Ampersand

The ampersand is a historical ligature originating from the Latin “et” (and). It is used instead of cumulative conjunctions in English.

The ampersand is commonly used in brand names, titles, abbreviations and listings; using the ampersand within running text is connsidered low style.

The ampersand is usually spaced out with thin spaces, but in some typefaces, spaces of different types are required. The ampersand is never spaced if used in abbreviations.

The German typographer Friedrich Forssman recommends moving the ampersand to a following line in case of a line break, although there is no single standard regarding this issue (unlike, for example, line breaks when it comes to conjunctions in Russian tradition).

Many type designers design multiple ampersands for a single font, which is why we recommend checking the glyph palette for various versions of this symbol. In a small-caps setting, a small-caps version of the ampersand should be used.

Fleuron

The fleuron (from Old French “floron”, flower) is a decorative sign in the form of flowers, leaves, shamrocks or rosettes; it can be vertical or horizontal. The fleuron was introduced in the early 16th century and became one of the most popular decorative elements in the Renaissance. Both its size and design varied — sometimes the fleuron was cut according to the typeface size and was only about 3 mm high, while in other cases it was a part of a separate decorative set.

The fleuron is rarely present in contemporary fonts, but it might be used to enliven a typeset — for example, instead of list bullets.

Fleurons in various typefaces

Index (Manicule)

The index, or manicule, is a pointing hand symbol. Initially, manicules were drawn in manuscripts and early printed books to draw attention to a certain part of text. In the 19th century, the index was adopted in posters—they were used in large, display typography, again, for highlighting. Manicules as a glyph in a font are quite rare today, though they are ubiquitous in form of emoji or a cursor for hovering over a hyperlink.
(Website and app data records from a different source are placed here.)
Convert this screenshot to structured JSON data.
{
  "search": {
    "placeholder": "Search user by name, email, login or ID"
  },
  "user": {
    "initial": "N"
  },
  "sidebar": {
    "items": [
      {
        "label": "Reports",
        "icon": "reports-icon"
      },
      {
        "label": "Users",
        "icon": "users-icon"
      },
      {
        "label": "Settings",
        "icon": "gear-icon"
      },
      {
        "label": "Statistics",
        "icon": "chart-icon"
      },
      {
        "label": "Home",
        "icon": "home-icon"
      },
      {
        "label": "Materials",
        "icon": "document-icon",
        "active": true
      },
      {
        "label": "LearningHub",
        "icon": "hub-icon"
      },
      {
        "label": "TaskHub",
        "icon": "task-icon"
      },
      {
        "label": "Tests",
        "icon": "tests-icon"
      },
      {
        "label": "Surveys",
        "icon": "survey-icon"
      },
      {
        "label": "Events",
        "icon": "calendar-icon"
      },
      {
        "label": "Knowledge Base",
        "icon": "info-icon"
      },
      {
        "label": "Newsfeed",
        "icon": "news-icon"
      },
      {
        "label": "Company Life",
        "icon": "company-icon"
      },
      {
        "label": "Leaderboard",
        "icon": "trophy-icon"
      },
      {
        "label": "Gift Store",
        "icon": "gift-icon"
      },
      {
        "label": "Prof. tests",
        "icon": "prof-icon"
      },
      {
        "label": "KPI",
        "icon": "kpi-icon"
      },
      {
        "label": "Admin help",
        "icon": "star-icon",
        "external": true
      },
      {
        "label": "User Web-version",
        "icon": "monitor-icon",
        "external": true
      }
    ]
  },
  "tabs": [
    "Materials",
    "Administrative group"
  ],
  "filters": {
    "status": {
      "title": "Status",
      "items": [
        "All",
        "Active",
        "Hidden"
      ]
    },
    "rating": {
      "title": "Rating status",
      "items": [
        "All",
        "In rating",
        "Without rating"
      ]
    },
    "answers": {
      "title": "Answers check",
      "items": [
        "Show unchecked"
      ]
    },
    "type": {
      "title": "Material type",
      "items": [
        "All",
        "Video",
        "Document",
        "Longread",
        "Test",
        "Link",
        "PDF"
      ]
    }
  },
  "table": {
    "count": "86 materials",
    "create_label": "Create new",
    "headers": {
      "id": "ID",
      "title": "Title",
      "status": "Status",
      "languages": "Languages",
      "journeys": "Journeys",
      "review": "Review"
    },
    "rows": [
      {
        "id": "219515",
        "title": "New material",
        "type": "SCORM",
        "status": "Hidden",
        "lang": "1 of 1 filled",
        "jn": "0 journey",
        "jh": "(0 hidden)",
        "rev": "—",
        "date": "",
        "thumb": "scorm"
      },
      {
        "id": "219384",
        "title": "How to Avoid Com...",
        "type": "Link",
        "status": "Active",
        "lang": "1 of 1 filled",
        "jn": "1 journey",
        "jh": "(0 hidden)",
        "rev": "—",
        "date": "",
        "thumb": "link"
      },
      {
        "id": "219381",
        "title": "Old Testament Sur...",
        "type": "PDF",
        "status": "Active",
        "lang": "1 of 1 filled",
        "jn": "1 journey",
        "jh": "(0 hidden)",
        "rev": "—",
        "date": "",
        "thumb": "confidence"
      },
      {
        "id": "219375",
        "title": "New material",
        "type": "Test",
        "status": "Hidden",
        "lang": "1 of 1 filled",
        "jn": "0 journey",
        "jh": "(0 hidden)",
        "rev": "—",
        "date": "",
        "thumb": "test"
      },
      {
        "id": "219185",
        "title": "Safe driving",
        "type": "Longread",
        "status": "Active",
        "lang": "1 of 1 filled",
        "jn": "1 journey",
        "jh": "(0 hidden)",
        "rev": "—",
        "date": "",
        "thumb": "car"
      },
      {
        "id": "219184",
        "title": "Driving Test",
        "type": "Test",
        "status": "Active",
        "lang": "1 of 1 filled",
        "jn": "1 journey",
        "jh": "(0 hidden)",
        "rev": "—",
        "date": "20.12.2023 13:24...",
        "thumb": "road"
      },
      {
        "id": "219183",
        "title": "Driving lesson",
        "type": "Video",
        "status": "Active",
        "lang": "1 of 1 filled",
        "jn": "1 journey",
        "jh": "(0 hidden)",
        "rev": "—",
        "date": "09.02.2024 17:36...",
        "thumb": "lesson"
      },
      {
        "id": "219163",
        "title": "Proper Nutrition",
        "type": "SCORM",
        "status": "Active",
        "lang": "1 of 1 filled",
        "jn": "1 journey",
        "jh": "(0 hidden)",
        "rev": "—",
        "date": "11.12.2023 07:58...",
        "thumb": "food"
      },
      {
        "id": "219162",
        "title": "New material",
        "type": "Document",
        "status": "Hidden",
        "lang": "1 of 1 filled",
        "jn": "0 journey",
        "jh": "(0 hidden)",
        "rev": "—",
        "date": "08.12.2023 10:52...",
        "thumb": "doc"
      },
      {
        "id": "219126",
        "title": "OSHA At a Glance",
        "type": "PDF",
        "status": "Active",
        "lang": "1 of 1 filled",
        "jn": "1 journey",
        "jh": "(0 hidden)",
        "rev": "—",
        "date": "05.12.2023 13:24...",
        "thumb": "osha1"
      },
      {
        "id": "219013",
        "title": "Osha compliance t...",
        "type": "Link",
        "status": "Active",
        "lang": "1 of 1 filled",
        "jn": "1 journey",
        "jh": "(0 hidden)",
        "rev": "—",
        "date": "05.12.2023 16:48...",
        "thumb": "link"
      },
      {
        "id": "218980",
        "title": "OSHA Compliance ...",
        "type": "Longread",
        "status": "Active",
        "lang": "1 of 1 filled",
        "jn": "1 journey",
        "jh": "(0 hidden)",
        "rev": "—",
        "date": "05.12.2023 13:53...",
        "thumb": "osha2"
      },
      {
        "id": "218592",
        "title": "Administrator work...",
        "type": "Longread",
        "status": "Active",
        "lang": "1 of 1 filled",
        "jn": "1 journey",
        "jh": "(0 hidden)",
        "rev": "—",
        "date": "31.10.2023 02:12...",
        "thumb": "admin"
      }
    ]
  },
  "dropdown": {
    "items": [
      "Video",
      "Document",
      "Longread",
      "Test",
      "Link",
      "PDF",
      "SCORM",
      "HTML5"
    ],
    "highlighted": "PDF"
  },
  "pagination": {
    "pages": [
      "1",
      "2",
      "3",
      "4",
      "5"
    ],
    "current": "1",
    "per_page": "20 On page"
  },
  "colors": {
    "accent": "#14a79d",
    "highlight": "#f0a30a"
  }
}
If a type designer made a manicule glyph which works well with the rest of the set, it can be used both for decoration or as a navigation element.

Bibliography

Robert Bringhurst, The Elements of Typographic Style
Keith Houston Shady Characters
Arkady Milchin and Lyudmila Cheltsova, Handbook for Publishers and Authors (Аркадий Мильчин и Людмила Чельцова, «Справочник издателя и автора»)
Matthew Butterick, Butterick’s Practical Typography
Fernando Mello, Punctuation Series: Pilcrow (fontsmith.com)
Fernando Mello, Punctuation Series: Ampersand (fontsmith.com)
Stuart de Rozario Punctuation Series: The ‘at’ symbol (fontsmith.com)
copyright.ru, «Знак охраны авторских прав Копирайт»
Патентно-адвокатское бюро «Гардиум», «Товарный знак и товарная марка»
Anika Burgess, For Centuries, Readers Annotated Books With Tiny Drawings of Hands
Hendrik D. L. Vervliet, Vine Leaf Ornaments in Renaissance Typography: A Survey